[00164] When folding the present laminates into MLCs, folded edges typically become more rigid than a single layer of laminate. However, adding slits through the edges of the MLCs can improve flexibility and improve conformability of the core when used inside a hygiene product and placed on a user. FIG. 20 depicts an example of such an MLC with slits. In particular, MLC 1200 includes folded lateral portions 1204 that define folded lateral edges 1208 of the core. As shown, the depicted configuration includes a plurality of slits 1212 through at least one layer of the laminate. In particular, slits 1212 extending from lateral edges 1208 toward a central longitudinal axis 1216 of the core. Each of slits 1212 has a length 1220 measured when the MLC is in its folded configuration which length may be different from than a length of the slit when the MLC is unfolded into a single layer of laminate. For example, a slit extending through three layers of laminate when the MLC is in its folded configuration may, when the laminate is in an unfolded state, comprise two slits— one with a length twice as large as the folded slit length, and another with a slit length roughly equal to the folded slit length. In the depicted configuration, slits 1212 are similar and corresponding pairs of slits on opposite sides of longitudinal axis 1216 are symmetrical with one another. In other configurations, the slits may be asymmetrical across access 1216 and/or may be of different lengths. For example, slits nearer the longitudinal ends of the MLC may have a folded slit length that is shorter than slits spaced inward from longitudinal ends 1224 of the MLC, for example to provide greater flexibility nearer a crotch region of the MLC. Further, in the depicted configuration, the slits are disposed at equal intervals or spaces 1228. In other configurations, the slits may be at uneven spaces; for example, slits nearer the longitudinal ends of the MLC may be farther apart than slits spaced inward from longitudinal ends 1224 of the MLC, for example to provide greater flexibility nearer a crotch region of the MLC. In general, the fewer the slits or the farther apart they are spaced, the less flexibility is imparted. The more slits added or the closer together they are spaced, the more flexibility is imparted. By changing the slit length and slit intervals, varying amounts of flexibility can be achieved. 1 1 1

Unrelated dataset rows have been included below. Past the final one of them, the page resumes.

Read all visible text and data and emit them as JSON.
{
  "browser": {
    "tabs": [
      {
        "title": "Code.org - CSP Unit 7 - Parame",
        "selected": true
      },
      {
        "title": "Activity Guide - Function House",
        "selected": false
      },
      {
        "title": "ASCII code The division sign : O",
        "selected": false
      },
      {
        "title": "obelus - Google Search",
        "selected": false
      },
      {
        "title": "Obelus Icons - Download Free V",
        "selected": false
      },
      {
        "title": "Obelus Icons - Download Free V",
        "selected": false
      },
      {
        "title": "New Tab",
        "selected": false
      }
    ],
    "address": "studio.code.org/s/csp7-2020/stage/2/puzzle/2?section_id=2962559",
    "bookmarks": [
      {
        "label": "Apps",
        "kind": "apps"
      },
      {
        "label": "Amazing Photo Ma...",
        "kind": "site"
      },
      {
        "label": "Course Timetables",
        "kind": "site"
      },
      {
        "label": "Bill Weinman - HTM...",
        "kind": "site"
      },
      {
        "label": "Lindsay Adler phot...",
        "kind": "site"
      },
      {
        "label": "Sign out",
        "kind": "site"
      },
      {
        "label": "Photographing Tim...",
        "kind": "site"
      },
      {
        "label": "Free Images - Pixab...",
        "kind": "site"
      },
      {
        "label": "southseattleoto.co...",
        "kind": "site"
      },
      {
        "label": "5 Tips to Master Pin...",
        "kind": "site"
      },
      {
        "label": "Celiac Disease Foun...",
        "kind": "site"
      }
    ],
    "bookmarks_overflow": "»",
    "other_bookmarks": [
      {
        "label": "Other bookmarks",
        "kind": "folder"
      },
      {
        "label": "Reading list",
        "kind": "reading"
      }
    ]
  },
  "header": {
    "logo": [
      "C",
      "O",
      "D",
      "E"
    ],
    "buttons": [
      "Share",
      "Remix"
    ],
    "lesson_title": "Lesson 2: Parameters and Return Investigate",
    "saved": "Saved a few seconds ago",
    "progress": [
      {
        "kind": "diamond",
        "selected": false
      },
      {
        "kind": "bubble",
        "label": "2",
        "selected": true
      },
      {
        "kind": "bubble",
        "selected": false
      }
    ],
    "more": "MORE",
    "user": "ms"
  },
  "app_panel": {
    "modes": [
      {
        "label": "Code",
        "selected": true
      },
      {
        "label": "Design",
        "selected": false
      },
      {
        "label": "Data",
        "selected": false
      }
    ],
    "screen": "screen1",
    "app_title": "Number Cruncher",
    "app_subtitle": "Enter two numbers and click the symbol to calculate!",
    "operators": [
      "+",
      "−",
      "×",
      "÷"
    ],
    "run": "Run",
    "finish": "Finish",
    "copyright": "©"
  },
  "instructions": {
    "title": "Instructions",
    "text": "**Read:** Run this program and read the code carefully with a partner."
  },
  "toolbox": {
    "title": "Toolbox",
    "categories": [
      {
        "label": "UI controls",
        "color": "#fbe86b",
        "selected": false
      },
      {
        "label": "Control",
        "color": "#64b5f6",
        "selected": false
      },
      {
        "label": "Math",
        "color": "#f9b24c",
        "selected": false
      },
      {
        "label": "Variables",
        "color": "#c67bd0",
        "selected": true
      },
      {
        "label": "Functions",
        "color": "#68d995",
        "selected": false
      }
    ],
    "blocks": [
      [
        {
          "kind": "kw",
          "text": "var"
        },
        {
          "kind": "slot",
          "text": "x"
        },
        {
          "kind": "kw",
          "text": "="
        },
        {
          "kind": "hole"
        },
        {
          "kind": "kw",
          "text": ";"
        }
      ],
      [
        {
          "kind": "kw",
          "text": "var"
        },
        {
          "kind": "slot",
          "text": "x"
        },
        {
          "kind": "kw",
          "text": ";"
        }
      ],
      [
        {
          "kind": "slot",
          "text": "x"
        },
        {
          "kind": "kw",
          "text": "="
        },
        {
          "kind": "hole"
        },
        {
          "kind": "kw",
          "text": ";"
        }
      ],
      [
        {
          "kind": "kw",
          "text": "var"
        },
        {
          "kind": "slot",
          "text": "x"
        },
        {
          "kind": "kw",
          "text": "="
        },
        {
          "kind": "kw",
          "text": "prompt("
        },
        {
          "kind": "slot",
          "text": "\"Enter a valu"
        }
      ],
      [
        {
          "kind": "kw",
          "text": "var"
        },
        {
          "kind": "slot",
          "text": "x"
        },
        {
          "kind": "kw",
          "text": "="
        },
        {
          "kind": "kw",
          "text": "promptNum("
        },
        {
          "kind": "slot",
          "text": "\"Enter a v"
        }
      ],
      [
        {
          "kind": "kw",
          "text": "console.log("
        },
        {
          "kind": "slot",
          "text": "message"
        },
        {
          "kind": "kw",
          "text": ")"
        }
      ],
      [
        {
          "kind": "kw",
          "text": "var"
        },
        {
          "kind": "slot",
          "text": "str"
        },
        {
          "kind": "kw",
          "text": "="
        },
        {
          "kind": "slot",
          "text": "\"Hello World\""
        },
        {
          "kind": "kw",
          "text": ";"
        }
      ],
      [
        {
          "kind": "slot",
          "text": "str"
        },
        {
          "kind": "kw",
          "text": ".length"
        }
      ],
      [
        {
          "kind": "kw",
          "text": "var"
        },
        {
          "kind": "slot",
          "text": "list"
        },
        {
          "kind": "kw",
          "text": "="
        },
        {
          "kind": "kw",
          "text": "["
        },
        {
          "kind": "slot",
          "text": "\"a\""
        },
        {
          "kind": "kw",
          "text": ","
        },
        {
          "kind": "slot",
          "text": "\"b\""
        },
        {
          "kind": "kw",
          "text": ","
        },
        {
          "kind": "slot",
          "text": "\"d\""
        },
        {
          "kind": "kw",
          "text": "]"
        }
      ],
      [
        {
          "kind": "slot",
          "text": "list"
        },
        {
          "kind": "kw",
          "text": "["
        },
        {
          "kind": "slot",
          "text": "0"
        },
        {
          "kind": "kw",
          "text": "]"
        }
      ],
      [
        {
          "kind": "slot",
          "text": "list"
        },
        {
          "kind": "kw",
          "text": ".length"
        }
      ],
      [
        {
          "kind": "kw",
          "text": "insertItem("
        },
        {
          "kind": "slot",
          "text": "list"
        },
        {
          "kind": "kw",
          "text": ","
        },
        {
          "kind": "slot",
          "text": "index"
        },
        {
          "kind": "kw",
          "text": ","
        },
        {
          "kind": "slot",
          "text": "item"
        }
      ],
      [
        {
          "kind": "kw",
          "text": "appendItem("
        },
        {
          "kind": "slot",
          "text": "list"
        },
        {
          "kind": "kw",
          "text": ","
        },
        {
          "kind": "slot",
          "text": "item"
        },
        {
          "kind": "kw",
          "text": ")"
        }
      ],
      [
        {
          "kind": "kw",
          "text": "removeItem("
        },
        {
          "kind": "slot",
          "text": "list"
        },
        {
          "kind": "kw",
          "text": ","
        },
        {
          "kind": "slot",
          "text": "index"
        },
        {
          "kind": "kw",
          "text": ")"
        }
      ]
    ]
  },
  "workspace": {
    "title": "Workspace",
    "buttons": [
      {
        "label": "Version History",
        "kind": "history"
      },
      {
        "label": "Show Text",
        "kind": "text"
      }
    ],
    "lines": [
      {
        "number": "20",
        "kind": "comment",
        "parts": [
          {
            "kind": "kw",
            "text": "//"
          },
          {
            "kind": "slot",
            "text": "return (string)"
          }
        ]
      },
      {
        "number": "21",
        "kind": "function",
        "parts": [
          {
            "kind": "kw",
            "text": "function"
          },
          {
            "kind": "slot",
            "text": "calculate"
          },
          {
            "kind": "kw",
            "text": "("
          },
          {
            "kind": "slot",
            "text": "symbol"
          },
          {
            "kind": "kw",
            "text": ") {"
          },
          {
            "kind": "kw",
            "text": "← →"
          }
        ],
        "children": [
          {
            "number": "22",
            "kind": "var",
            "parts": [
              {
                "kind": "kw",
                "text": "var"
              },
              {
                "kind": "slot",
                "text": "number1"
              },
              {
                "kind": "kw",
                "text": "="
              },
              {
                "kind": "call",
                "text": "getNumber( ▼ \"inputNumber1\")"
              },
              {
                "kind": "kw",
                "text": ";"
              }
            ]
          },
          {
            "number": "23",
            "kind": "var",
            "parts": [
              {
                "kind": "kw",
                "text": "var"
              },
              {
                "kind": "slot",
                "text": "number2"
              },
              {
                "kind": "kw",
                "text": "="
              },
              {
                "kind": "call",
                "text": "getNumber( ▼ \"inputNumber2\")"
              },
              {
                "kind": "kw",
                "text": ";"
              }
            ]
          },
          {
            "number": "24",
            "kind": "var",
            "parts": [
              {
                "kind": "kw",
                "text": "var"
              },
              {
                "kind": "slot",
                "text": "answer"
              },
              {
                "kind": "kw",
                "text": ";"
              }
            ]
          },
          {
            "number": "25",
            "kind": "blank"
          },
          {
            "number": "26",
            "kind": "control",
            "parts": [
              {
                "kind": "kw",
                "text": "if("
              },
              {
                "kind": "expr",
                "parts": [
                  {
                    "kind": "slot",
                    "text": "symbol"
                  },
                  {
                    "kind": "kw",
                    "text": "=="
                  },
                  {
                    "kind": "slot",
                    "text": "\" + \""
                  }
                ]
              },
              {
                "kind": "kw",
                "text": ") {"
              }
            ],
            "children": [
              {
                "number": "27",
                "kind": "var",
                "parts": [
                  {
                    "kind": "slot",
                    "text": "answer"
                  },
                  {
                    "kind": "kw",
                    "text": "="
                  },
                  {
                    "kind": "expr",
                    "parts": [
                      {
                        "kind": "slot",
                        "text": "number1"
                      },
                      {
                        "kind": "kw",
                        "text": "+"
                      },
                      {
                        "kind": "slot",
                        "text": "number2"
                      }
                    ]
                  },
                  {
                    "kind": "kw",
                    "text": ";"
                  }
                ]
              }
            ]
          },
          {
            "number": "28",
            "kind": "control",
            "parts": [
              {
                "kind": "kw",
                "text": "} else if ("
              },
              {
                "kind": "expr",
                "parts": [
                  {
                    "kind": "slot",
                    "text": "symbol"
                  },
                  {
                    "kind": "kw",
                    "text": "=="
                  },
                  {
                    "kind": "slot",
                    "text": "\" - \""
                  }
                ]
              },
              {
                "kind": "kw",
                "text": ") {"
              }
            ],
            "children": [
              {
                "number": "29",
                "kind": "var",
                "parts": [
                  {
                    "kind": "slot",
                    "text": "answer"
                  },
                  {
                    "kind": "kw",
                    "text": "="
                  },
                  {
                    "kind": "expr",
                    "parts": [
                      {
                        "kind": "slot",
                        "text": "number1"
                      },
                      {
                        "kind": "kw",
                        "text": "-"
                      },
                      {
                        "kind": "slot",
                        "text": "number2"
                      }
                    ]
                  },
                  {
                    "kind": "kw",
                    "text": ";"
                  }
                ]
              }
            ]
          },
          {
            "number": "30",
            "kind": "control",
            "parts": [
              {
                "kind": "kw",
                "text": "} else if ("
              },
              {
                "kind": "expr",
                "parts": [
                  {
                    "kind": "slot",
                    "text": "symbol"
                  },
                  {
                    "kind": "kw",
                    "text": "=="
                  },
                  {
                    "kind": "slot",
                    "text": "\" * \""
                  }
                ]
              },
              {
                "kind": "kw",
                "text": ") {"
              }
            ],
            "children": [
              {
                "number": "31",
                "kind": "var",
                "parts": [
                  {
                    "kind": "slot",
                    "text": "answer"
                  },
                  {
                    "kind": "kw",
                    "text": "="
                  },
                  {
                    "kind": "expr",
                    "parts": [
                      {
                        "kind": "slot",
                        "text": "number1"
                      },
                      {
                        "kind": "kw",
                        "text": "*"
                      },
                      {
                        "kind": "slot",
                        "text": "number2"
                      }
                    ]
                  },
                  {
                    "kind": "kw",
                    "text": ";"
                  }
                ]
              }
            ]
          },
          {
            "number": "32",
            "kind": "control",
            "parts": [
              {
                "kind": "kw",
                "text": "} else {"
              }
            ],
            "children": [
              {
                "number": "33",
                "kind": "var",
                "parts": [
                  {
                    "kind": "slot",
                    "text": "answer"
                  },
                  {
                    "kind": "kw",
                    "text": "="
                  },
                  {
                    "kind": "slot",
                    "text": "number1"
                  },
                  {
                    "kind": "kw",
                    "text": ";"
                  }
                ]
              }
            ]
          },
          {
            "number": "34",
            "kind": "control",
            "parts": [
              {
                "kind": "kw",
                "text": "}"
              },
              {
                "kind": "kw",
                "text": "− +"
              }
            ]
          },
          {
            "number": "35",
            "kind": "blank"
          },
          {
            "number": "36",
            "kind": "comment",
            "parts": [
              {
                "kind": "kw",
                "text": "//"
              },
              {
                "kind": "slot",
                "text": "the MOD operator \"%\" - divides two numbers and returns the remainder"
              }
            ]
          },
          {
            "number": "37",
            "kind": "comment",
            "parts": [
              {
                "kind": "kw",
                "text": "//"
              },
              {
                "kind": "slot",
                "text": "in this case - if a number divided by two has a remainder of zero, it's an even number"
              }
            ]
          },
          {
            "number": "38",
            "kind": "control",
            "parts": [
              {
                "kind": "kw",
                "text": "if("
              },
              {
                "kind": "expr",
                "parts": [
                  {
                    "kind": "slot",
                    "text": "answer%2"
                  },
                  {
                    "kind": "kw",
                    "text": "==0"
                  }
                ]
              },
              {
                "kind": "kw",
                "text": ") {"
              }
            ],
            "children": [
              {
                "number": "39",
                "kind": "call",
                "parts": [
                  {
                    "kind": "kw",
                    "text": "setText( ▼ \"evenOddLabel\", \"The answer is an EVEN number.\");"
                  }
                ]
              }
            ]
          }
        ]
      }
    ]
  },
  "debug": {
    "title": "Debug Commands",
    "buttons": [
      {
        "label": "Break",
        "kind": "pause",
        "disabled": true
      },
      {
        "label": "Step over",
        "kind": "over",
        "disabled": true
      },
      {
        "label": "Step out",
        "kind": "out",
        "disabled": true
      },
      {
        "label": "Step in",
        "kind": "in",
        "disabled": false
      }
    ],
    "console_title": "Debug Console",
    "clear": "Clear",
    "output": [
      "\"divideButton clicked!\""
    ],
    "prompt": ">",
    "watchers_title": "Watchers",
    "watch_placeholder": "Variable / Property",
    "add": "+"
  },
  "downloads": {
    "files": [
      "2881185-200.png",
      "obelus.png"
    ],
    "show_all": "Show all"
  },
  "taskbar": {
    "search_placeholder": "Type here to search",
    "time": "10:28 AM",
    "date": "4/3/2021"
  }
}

[00165] The above specification and examples provide a complete description of the structure and use of illustrative embodiments. Although certain embodiments have been described above with a certain degree of particularity, or with reference to one or more individual embodiments, those skilled in the art could make numerous alterations to the disclosed embodiments without departing from the scope of this invention. As such, the various illustrative embodiments of the methods and systems are not intended to be limited to the particular forms disclosed. Rather, they include all modifications and alternatives falling within the scope of the claims, and embodiments other than the one shown may include some or all of the features of the depicted embodiment. For example, elements may be omitted or combined as a unitary structure, and/or connections may be substituted. Further, where appropriate, aspects of any of the examples described above may be combined with aspects of any of the other examples described to form further examples having comparable or different properties and/or functions, and addressing the same or different problems. Similarly, it will be understood that the benefits and advantages described above may relate to one embodiment or may relate to several embodiments.

[00166] The claims are not intended to include, and should not be interpreted to include, means-plus- or step-plus-function limitations, unless such a limitation is explicitly recited in a given claim using the phrase(s)“means for” or“step for,” respectively.